An old boy network or society can refer to social and business associations among former pupils of top male-only public schools (independent secondary schools)…and indirectly to preservation of social elites over time without regard to merit.
My high-school, Upper Canada College, is often touted as one of the best schools to attend in Canada. Someone once said that it provides Canada with a disproportionate number of leaders, of whom include a Governor General, five Lieutenant-Governors, 24 Rhodes Scholars, and nine Olympic medallists.
The faculty was exceptional. A passionate, charismatic group, some of them former professors, notable businessmen, intellectuals. The facilities were top notch; football fields, baseball diamonds, tennis courts, indoor/outdoor pools, squash courts. Even the bands and theatre groups had access to exotic instruments and props. I remember for a production of Hamlet they hired a fight choreographer to lend his expertise in orchestrating the final fight scene.

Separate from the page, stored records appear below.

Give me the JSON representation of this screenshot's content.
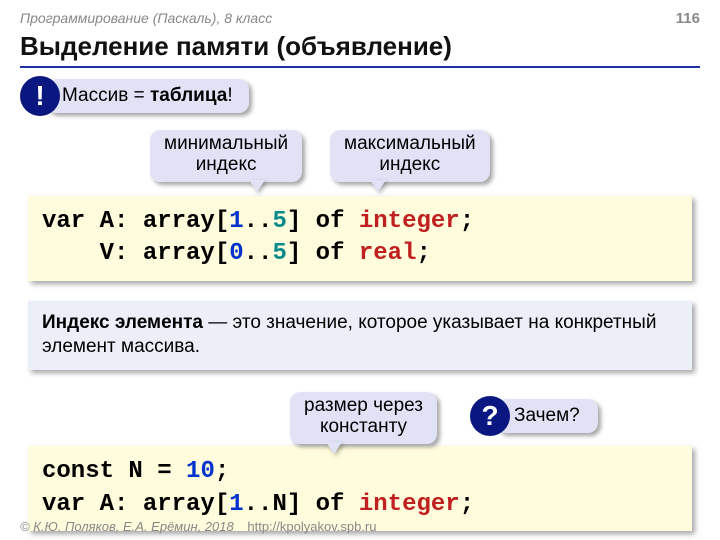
{
  "header": {
    "course": "Программирование (Паскаль), 8 класс",
    "page": "116"
  },
  "title": "Выделение памяти (объявление)",
  "bang": {
    "mark": "!",
    "text_plain": "Массив = ",
    "text_bold": "таблица",
    "text_end": "!"
  },
  "labels": {
    "min": {
      "l1": "минимальный",
      "l2": "индекс"
    },
    "max": {
      "l1": "максимальный",
      "l2": "индекс"
    }
  },
  "code1": {
    "l1": {
      "p1": "var A: array[",
      "i1": "1",
      "p2": "..",
      "i2": "5",
      "p3": "] of ",
      "type": "integer",
      "p4": ";"
    },
    "l2": {
      "p0": "    V: array[",
      "i1": "0",
      "p2": "..",
      "i2": "5",
      "p3": "] of ",
      "type": "real",
      "p4": ";"
    }
  },
  "definition": {
    "bold": "Индекс элемента",
    "rest": " — это значение, которое указывает на конкретный элемент массива."
  },
  "row2": {
    "size_label": {
      "l1": "размер через",
      "l2": "константу"
    },
    "qmark": "?",
    "why": "Зачем?"
  },
  "code2": {
    "l1": {
      "p1": "const N",
      "eq": " = ",
      "n": "10",
      "p2": ";"
    },
    "l2": {
      "p1": "var A: array[",
      "i1": "1",
      "p2": "..N] of ",
      "type": "integer",
      "p3": ";"
    }
  },
  "footer": {
    "copyright": "© К.Ю. Поляков, Е.А. Ерёмин, 2018",
    "url": "http://kpolyakov.spb.ru"
  }
}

School isn’t just about the education though. It’s as much about the experience. The classmates. The connections. The Old Boy network.
When I first started at the prep at age seven, I was cycling along a bridge with another little seven year old UCC chap. He said to me, ‘My mother is so happy that we are friends because you are going to be able to do so much for me in later life.’ I remember thinking, ‘I wonder what it is that I am going to be able to do for this chap?’ Then I grew up and realized, ‘So that’s the way it is. That is what people expect.’
—Lord David Thomson (1964–1967, 1970–1975), Chairman of Thomson corporation, Canada’s wealthiest man, sixth wealthiest in the world
The influence of the elite legacy of the Old Boys is far-reaching. Compounding this is the age of the school, and perhaps a degree of nepotism. A related male at the school significantly increased the chances of getting in.
Like his grandfather, John was in McHugh’s house. If had a brother or a son, they would belong to Jackson’s.
Years later, I insisted that my sons, Hugh and Stafford, go to UCC simply because I knew from my own experience that once a boy had gone to Upper Canada, he would never again be in awe of great family names, money, power or social standing. He would know that although a good private school like UCC can produce the best, it can also produce the worst.
—Conn Smythe (1908–1910), founder, Maple Leaf Gardens
It was only when James Fitzgerald, an Old Boy himself, published his best-selling book Old Boys: The Powerful Legacy of Upper Canada College in 1994 (from where these quotes are taken) that the blemishes of UCC came to light.
Beneath the veneer of of navy blue blazers and polished shoes were issues like any other school. There were drugs (though much higher-classed because of better funding). There were sadistic headmasters who looked for an excuse to cane their pupils. There were teachers who molested — or seduced — their students.
I learned to be a sexual masochist at Upper Canada. I’m not kidding. Whenever the housemaster caught me masturbating, his way of dealing with it was to cane me. Caning is a rotten method of teaching anything. What it taught me, of course, was the erotic connections of caning. They are still with me to this day.
—John Gartshore (1935–1943), musician
A couple months ago, I received a copy of Old Times, the semi-annual publication for alumni. In a section called “Class Notes”, they bring others up to speed on their classmates. In the last issue, for example, they mention that Michael Ignatieff, class of ’65, had just joined the race for the leadership of the Liberal Party of Canada.
There are updates starting from the graduates of 1941, including my graduating class, the class of ’99. Out of curiosity, I looked back on my yearbook, The College Times, Canada’s oldest student publication. I had to wonder just how much the prestige of the school had helped them. To compare my idea of where I believed my fellow classmates would be, with what they’re doing now.
The memories I had didn’t always match up with their current achievements.